(July 27, 2010, photo by Mako Kungfu)

SL Trivia Queen Honey Potez hosted a Redneck Trivia or something similar at a trailer-trash themed sky platform…so I tried to dress in theme. I almost never dress for costume events.
(July 3 2010, photo by Honey Potez)

Hosting Lou's Clues
(June 19 2010, photo by Cygnoir Blanc)

Lotus Ceriano, me, and Cygnoir Blanc chatting after Buccaneer Bowl
(Apr 17 2010, photo by Cygnoir Blanc)

Lou and AnaMaria hanging out at an early version of Lou's Flying Island Thingy. Ana was apparently gearing up for a "come as someone else" trivia event…I think I was stunned to be taller than a non-tiny!
(Apr 2010, photo by AnaMaria Quintessa)

Left to right: AnaMaria Quintessa, me, and Hilda Static at a Choo-Choo Chicks concert. Ana is not stepping on my foot, I am…uh, attempting to trip her! (by AnaMaria Quintessa 30-Jan-2010).

"Virtual Height" by Mako Kungfu, 28-Jan-2010.
Me, Honey Potez, and Girl Mako, who is apparently considered short for SL, yet still looms over me!

Hosting Lou's Clue's at Triviathon, with Maelstrom Janus spending some quality time with my Death Ray. (by Lette Ponnier 07-Nov-09).

This is what happens when you try on one of those random items people give you in the middle of a trivia game. (by AnaMaria Quintessa, 30-Oct-2009)

"Lou Dances!" by Mako Kungfu 23-Aug-09.
No, this is not Photoshopped (sigh): it was Mako's rez day party and Chadd had him pull that "On my rez day people have to do anything I ask, right?" stunt. In all truth, Mako was a perfect gentleman despite leaving his claws on—but the only reason he lived is that he's so tall my foot-impaling heels were a good 50cm off the ground! Er, pond water. Because we were on a pond. Mumble. I'm just glad Rach didn't kill me. Or him.
[Update 09-Sep-09: O gawd there's video. >cringe<]

"Lou and Rach above Atomic Owl" by Lillian Shippe, 21-Aug-09.

"Lou, Dragon Victim" by Mako KungFu, 02-Aug-2009, at the "Armada Burns" sendoff for Armada Breakaway.

"Zoo Lou," by Mako Kungfu, 23-Jun-2009. Yeah, I know I look lik a cop.

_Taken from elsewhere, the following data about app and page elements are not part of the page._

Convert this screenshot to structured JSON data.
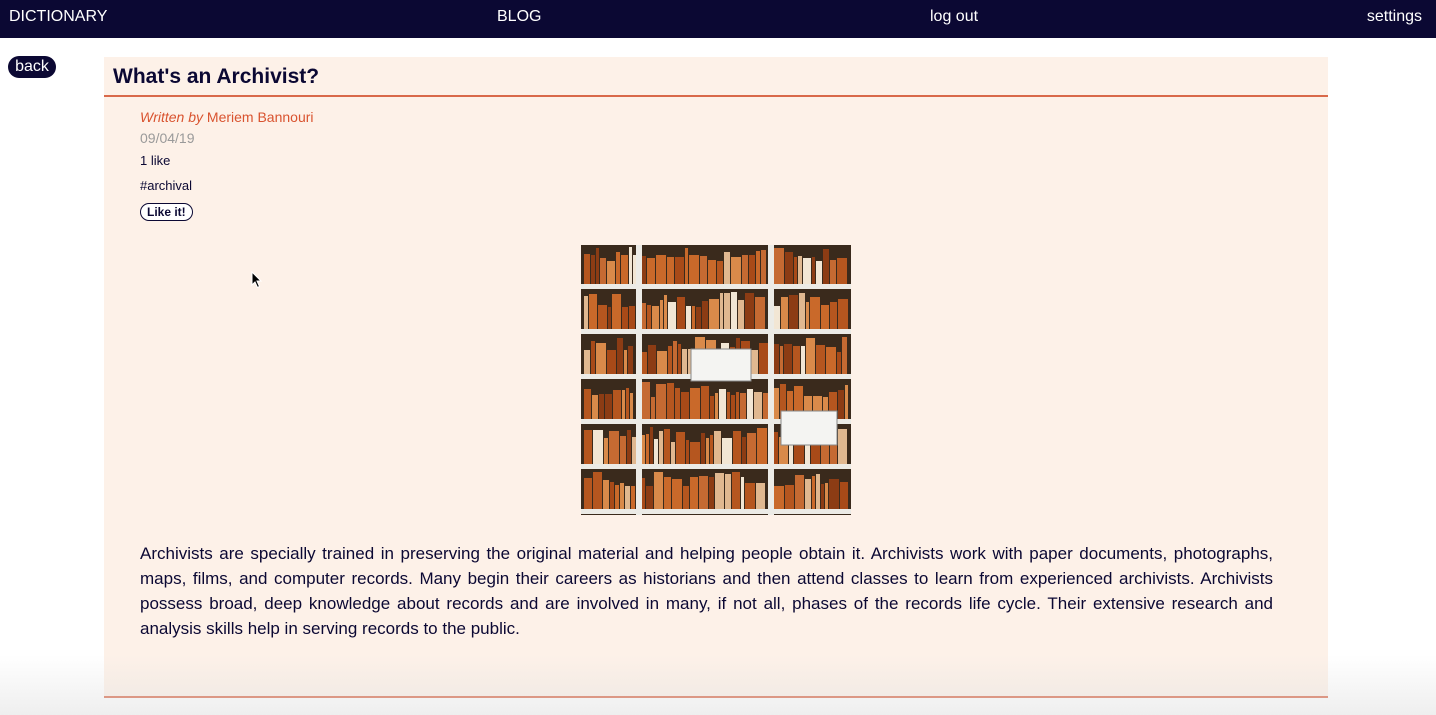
{
  "nav": {
    "dictionary": "DICTIONARY",
    "blog": "BLOG",
    "logout": "log out",
    "settings": "settings"
  },
  "back_label": "back",
  "article": {
    "title": "What's an Archivist?",
    "written_by_prefix": "Written by",
    "author": "Meriem Bannouri",
    "date": "09/04/19",
    "likes": "1 like",
    "tag": "#archival",
    "like_button": "Like it!",
    "image_subject": "archive shelves with file folders",
    "body": "Archivists are specially trained in preserving the original material and helping people obtain it. Archivists work with paper documents, photographs, maps, films, and computer records. Many begin their careers as historians and then attend classes to learn from experienced archivists. Archivists possess broad, deep knowledge about records and are involved in many, if not all, phases of the records life cycle. Their extensive research and analysis skills help in serving records to the public."
  },
  "colors": {
    "nav_bg": "#0b0833",
    "card_bg": "#fdf1e8",
    "accent": "#d9694a",
    "author": "#d9532f",
    "date": "#9a9a9a"
  }
}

Wanna see video of what was so confusing about Zoo that evening?

Lou Takes to the Skies, by Mako Kungfu, 15-Jun-2009

"Lou in her corner" by Mako Kungfu, 04-Jun-2009. Yes, Lou went to a Goth music event at Armada Breakaway…and failed to fit in. But check out the DJ's steampunk sound system in the background!

Me and Chadd the Neko Duck at AnaMalene's Scatterbrain'd trivia event (by Lette Ponnier 31-May-2009)

"Lou's Second First Time" by Chaddington Boomhauer, 24-May-2009

"Lou's First Time" by Chaddington Boomhauer, 22-May-2009

"Lou at Double Standards" by Lette Ponnier, 20-May-2009

"Lou Kungfu," video (yes, video!) by Mako Kungfu, 17-May-2009. Rach Borkotron and I go mano-an-mano…and Rach schools me but good. And people wonder why I don't just hop on any poseball that happens to be floating around!

"Double Standards 5/8" by Lette Ponnier, 08-May-2009

"Lou in Armada," by Mako Kungfu 02-May-2009

"Brain Implants?" by Chaddington Boomhauer 20-Apr-2009

"Flying Kitty," by Mako Kungfu 31-Mar-2009

"Chance Meeting," by Mako Kungfu 31-Mar-2009

"Lou is Batman," by Trilby Button, Mar-2009

"Tableau: Hamster Night 6," by Lette Ponnier, 13-Feb-2009. Lette, Trilby, and Lou are confronted by a gun-toting, spliff-smoking griefer.

Lou and Rain at Zoo Bar grand opening, Ashiri 06-Dec-2008

"Lou the trivia master," by Chaddington Boomhauer, 06-Nov-2008